Edited to add:
Ugh, just after I posted this I found out an agility person I know lost her home in the fire.  Thankfully her dog was with her and at least no one was physically hurt.  The emotional scars are often as bad or worse than the physical ones though.

Wednesday, June 06, 2012

We Got That Attitude

Don't care what they may say
We got that attitude
Don't care what they may do
We got that attitude

Hey, we got that P.M.A. (positive mental attitude)
Hey, we got that P.M.A.

'Attitude' by the Bad Brains

I think this pretty much sums it up.

Step up to the start line, do your best HR impersonation and enjoy the ride.  Whether you Q or not you and your dog are going to leave the ring with a smile on your face and at the end of the day that's all that matters anyway.  The rest is just background noise.

Attitude is the easiest thing to change.  You just decide to do it and you do it, simple as that.  You don't need to pay for some fancy pants mental management guru.  Just put on your pink pirate socks and go dive off that stage.

Easy peasy.

Also as it turns out lots of studies show that one bad apple does spoil the whole bunch, girl, so if you have someone at your trial or club meeting or class who loves to spread their misery and vitriol around it's good if you can shut them down right away.  Shove them in a crate with a Kong, stuff them in a x-pen, whatever but don't let them harsh your buzz.

This post is a part of Blog Action Day. Go here to see more posts on the subject.

Monday, June 04, 2012

Give Me a Home

where the baby buffalo roam.

I was cooped up at a hypnotherapy pain management seminar for the past 3 days and by the end my head was full and my legs were twitchy from so much sitting so I went for a nice long mindless ride out east on the dirt roads.  I saw lots of babies, baby cows, foals, lambs, baby prairie dogs and I didn't stop for any of them because I just wanted to ride and not think about anything but I couldn't pass up the field full of baby buffalo.

Because for crying out loud, how cute are baby buffalo?

Apparently it's hard work being a baby buffalo.  These guys were tuckered out.

I only had my point and shoot camera and I only brought it just in case I ran across something extra special.

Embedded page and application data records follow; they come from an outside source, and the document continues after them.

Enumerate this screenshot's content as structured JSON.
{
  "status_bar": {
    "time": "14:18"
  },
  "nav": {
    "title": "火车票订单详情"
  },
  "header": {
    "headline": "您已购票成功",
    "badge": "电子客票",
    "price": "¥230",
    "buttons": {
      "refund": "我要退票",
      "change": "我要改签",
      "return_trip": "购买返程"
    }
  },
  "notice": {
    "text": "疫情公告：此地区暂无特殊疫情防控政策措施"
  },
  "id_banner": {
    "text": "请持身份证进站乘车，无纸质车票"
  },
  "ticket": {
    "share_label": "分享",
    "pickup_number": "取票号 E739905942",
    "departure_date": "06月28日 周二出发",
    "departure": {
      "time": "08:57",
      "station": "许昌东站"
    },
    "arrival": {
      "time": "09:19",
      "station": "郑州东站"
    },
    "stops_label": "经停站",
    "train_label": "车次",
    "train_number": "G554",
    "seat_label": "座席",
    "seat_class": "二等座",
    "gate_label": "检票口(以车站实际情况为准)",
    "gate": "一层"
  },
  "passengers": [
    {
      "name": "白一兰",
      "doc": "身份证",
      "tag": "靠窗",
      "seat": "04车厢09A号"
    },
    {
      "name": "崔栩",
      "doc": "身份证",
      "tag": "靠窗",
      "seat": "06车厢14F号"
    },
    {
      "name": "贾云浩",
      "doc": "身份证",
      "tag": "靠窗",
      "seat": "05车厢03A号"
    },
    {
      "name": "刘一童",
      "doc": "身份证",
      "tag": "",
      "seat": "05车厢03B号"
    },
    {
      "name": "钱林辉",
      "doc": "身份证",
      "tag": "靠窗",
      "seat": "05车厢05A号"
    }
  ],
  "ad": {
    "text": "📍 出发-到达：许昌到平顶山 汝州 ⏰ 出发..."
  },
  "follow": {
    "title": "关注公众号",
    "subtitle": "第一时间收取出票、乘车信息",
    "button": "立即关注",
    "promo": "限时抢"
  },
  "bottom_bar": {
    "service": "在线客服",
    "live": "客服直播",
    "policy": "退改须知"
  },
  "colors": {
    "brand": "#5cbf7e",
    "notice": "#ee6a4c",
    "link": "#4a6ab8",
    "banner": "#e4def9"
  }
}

You think you have bad shedding issues at your house.  This guy's going to need the extra large furminator.

And an osprey out at the Boulder Reservoir for good measure.